==== Extracted data

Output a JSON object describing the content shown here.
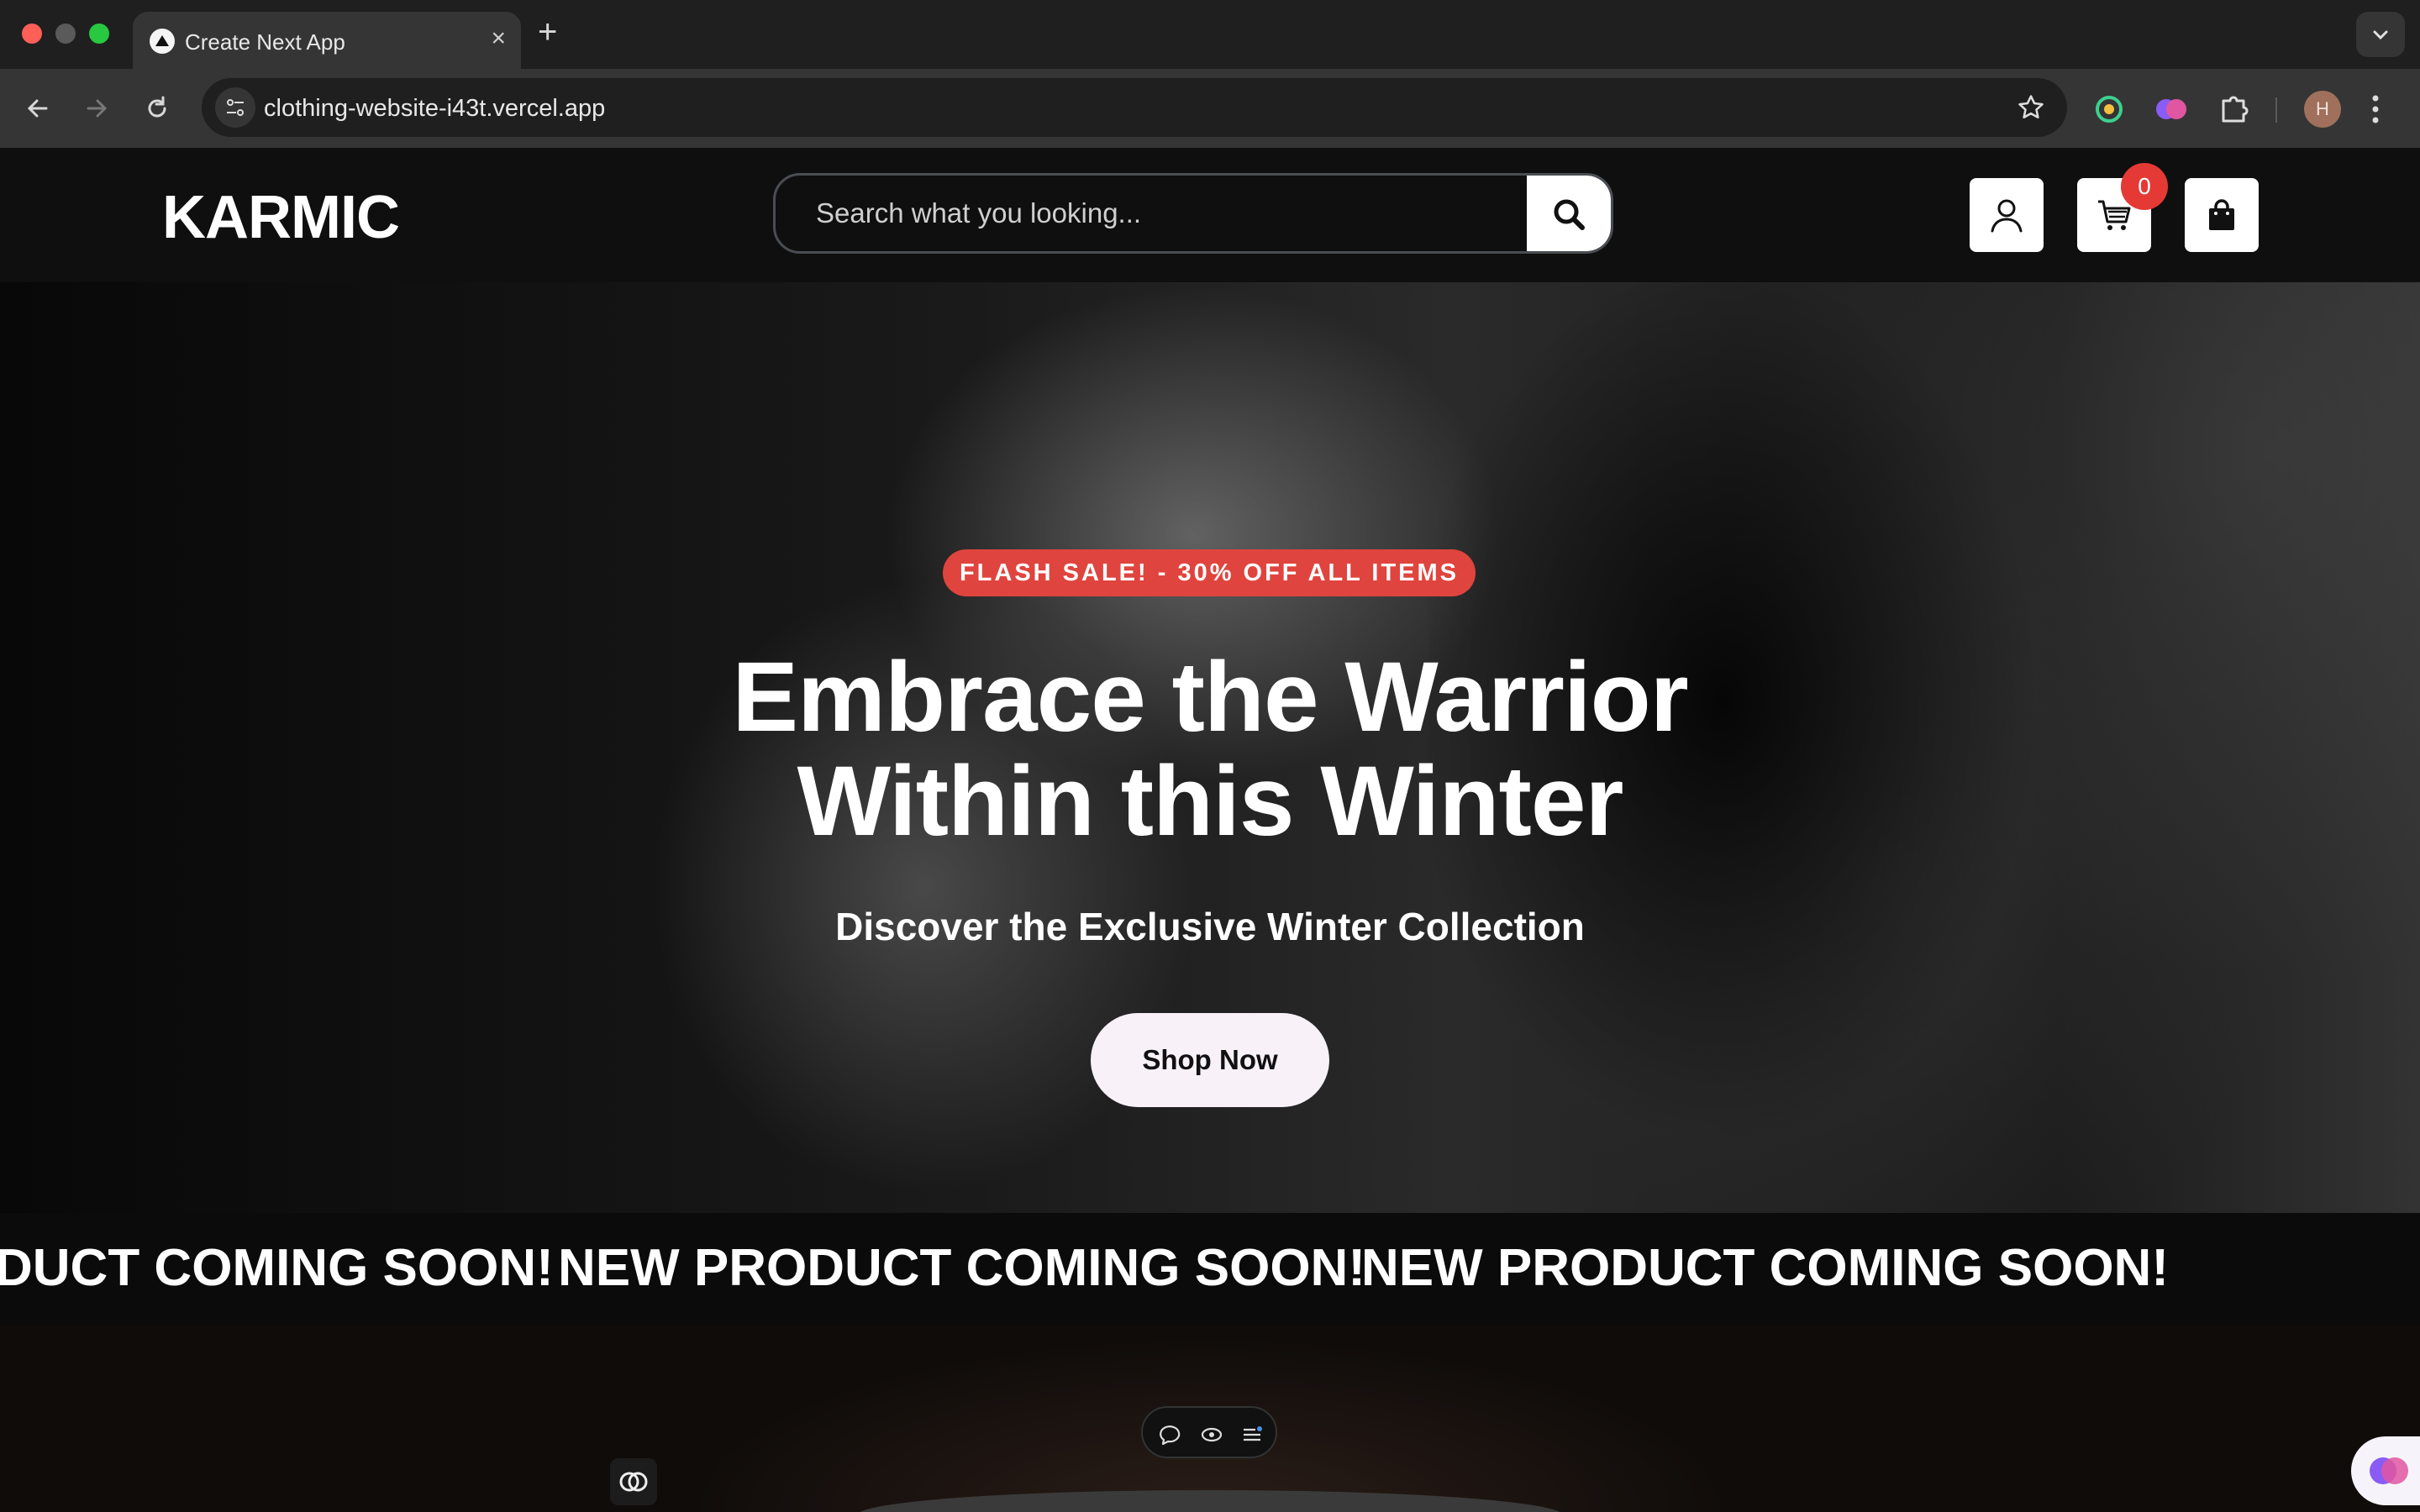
{
  "browser": {
    "tab_title": "Create Next App",
    "tab_close": "×",
    "new_tab": "+",
    "url": "clothing-website-i43t.vercel.app",
    "profile_initial": "H"
  },
  "header": {
    "logo": "KARMIC",
    "search_placeholder": "Search what you looking...",
    "cart_count": "0"
  },
  "hero": {
    "badge": "FLASH SALE! - 30% OFF ALL ITEMS",
    "title_line1": "Embrace the Warrior",
    "title_line2": "Within this Winter",
    "subtitle": "Discover the Exclusive Winter Collection",
    "cta": "Shop Now"
  },
  "marquee": {
    "items": [
      "DUCT COMING SOON!",
      "NEW PRODUCT COMING SOON!",
      "NEW PRODUCT COMING SOON!"
    ]
  },
  "colors": {
    "accent_red": "#e0443e",
    "badge_red": "#e53935",
    "button_bg": "#f8f2f8"
  },
  "icons": [
    "search-icon",
    "user-icon",
    "cart-icon",
    "shopping-bag-icon",
    "back-icon",
    "forward-icon",
    "reload-icon",
    "star-icon",
    "extensions-icon",
    "comment-icon",
    "eye-icon",
    "list-icon"
  ]
}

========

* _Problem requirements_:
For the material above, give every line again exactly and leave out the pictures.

* _Answer for this exercise_:
Output a JSON object describing the content shown here.
{
  "browser": {
    "tab_title": "Create Next App",
    "tab_close": "×",
    "new_tab": "+",
    "url": "clothing-website-i43t.vercel.app",
    "profile_initial": "H"
  },
  "header": {
    "logo": "KARMIC",
    "search_placeholder": "Search what you looking...",
    "cart_count": "0"
  },
  "hero": {
    "badge": "FLASH SALE! - 30% OFF ALL ITEMS",
    "title_line1": "Embrace the Warrior",
    "title_line2": "Within this Winter",
    "subtitle": "Discover the Exclusive Winter Collection",
    "cta": "Shop Now"
  },
  "marquee": {
    "items": [
      "DUCT COMING SOON!",
      "NEW PRODUCT COMING SOON!",
      "NEW PRODUCT COMING SOON!"
    ]
  },
  "colors": {
    "accent_red": "#e0443e",
    "badge_red": "#e53935",
    "button_bg": "#f8f2f8"
  },
  "icons": [
    "search-icon",
    "user-icon",
    "cart-icon",
    "shopping-bag-icon",
    "back-icon",
    "forward-icon",
    "reload-icon",
    "star-icon",
    "extensions-icon",
    "comment-icon",
    "eye-icon",
    "list-icon"
  ]
}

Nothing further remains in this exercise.